This incident was reported immediately, yet Mum’s constant battle with mental health due to her occupation has been overlooked for years. Mum hasn’t returned to work since.

Even though these experiences fall under psychosocial hazards as identified by Safe Work NSW, no action has been taken to support her. Teachers are told to look after themselves and to speak up when they need help, but when a teacher’s mental health is staring the department in the face, they are dismissed, ignored and even reprimanded. 

The Department of Education does have mental health programs in place, although they are not easily accessible.

Teachers offer all their energy, sacrifice their spare time, uplift and encourage their students and sometimes, risk their lives to educate others. Teachers pave the way for future generations. They are absolute superheroes, and they deserve more. More respect, appreciation and mental health support than they are given. Especially from the Department of Education.

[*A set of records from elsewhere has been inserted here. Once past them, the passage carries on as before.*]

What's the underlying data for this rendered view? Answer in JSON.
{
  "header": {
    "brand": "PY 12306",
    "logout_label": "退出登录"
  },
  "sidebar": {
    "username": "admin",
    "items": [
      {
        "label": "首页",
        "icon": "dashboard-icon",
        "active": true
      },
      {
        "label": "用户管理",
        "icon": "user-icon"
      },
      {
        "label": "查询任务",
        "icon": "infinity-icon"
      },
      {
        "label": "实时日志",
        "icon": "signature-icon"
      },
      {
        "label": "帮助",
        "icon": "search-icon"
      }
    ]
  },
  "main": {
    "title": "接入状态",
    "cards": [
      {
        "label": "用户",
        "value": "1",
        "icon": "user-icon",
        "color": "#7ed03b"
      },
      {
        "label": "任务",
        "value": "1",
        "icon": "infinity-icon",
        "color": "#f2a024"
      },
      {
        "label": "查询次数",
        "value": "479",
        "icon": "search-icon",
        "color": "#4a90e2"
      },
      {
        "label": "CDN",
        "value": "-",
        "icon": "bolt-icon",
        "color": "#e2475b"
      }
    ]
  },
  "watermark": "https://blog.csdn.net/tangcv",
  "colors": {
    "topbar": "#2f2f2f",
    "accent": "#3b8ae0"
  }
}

Samantha Lee Curran is an author and poet/writer living in Naarm (Melbourne). Her work is influenced by personal experience and emotions. Her work has been published through Stereo Stories, Anaerkillik and Witch Way Magazine.

Feature Image: Getty.